Output each line of the listing that follows, with every character kept as it is.
---- MATERIAL PROVIDED
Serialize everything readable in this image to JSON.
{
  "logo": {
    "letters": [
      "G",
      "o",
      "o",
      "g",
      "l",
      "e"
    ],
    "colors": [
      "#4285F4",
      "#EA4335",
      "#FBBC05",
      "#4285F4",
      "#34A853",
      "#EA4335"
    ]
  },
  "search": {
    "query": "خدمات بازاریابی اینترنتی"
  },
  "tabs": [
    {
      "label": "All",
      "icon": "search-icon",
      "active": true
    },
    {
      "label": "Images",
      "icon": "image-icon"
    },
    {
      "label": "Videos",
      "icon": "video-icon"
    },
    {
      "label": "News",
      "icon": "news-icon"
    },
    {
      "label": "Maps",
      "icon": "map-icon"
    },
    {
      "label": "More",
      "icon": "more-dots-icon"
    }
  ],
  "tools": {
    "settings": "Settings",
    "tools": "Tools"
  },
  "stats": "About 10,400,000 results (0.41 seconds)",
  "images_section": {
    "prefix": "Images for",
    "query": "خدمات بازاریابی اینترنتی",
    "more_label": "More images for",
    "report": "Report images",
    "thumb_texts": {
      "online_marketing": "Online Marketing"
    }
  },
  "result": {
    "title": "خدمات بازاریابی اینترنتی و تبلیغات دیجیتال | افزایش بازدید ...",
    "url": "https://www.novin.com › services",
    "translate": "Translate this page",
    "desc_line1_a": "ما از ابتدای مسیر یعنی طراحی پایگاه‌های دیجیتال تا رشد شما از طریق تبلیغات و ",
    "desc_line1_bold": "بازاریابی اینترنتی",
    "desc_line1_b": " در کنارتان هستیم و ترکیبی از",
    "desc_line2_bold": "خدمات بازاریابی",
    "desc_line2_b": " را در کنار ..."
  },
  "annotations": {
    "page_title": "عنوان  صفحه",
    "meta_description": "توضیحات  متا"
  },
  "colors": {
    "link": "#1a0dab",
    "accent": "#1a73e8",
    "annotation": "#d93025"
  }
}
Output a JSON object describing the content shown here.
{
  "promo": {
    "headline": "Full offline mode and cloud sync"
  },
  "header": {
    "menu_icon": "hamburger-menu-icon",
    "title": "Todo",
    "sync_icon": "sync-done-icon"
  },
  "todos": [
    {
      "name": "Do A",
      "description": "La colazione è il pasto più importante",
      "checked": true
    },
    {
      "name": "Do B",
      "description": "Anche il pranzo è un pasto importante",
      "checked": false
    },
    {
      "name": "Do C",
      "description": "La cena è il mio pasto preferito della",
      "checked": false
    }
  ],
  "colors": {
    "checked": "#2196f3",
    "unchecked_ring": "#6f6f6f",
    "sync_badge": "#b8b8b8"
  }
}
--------
SOLUTION:
Serialize everything readable in this image to JSON.
{
  "logo": {
    "letters": [
      "G",
      "o",
      "o",
      "g",
      "l",
      "e"
    ],
    "colors": [
      "#4285F4",
      "#EA4335",
      "#FBBC05",
      "#4285F4",
      "#34A853",
      "#EA4335"
    ]
  },
  "search": {
    "query": "خدمات بازاریابی اینترنتی"
  },
  "tabs": [
    {
      "label": "All",
      "icon": "search-icon",
      "active": true
    },
    {
      "label": "Images",
      "icon": "image-icon"
    },
    {
      "label": "Videos",
      "icon": "video-icon"
    },
    {
      "label": "News",
      "icon": "news-icon"
    },
    {
      "label": "Maps",
      "icon": "map-icon"
    },
    {
      "label": "More",
      "icon": "more-dots-icon"
    }
  ],
  "tools": {
    "settings": "Settings",
    "tools": "Tools"
  },
  "stats": "About 10,400,000 results (0.41 seconds)",
  "images_section": {
    "prefix": "Images for",
    "query": "خدمات بازاریابی اینترنتی",
    "more_label": "More images for",
    "report": "Report images",
    "thumb_texts": {
      "online_marketing": "Online Marketing"
    }
  },
  "result": {
    "title": "خدمات بازاریابی اینترنتی و تبلیغات دیجیتال | افزایش بازدید ...",
    "url": "https://www.novin.com › services",
    "translate": "Translate this page",
    "desc_line1_a": "ما از ابتدای مسیر یعنی طراحی پایگاه‌های دیجیتال تا رشد شما از طریق تبلیغات و ",
    "desc_line1_bold": "بازاریابی اینترنتی",
    "desc_line1_b": " در کنارتان هستیم و ترکیبی از",
    "desc_line2_bold": "خدمات بازاریابی",
    "desc_line2_b": " را در کنار ..."
  },
  "annotations": {
    "page_title": "عنوان  صفحه",
    "meta_description": "توضیحات  متا"
  },
  "colors": {
    "link": "#1a0dab",
    "accent": "#1a73e8",
    "annotation": "#d93025"
  }
}
Output a JSON object describing the content shown here.
{
  "promo": {
    "headline": "Full offline mode and cloud sync"
  },
  "header": {
    "menu_icon": "hamburger-menu-icon",
    "title": "Todo",
    "sync_icon": "sync-done-icon"
  },
  "todos": [
    {
      "name": "Do A",
      "description": "La colazione è il pasto più importante",
      "checked": true
    },
    {
      "name": "Do B",
      "description": "Anche il pranzo è un pasto importante",
      "checked": false
    },
    {
      "name": "Do C",
      "description": "La cena è il mio pasto preferito della",
      "checked": false
    }
  ],
  "colors": {
    "checked": "#2196f3",
    "unchecked_ring": "#6f6f6f",
    "sync_badge": "#b8b8b8"
  }
}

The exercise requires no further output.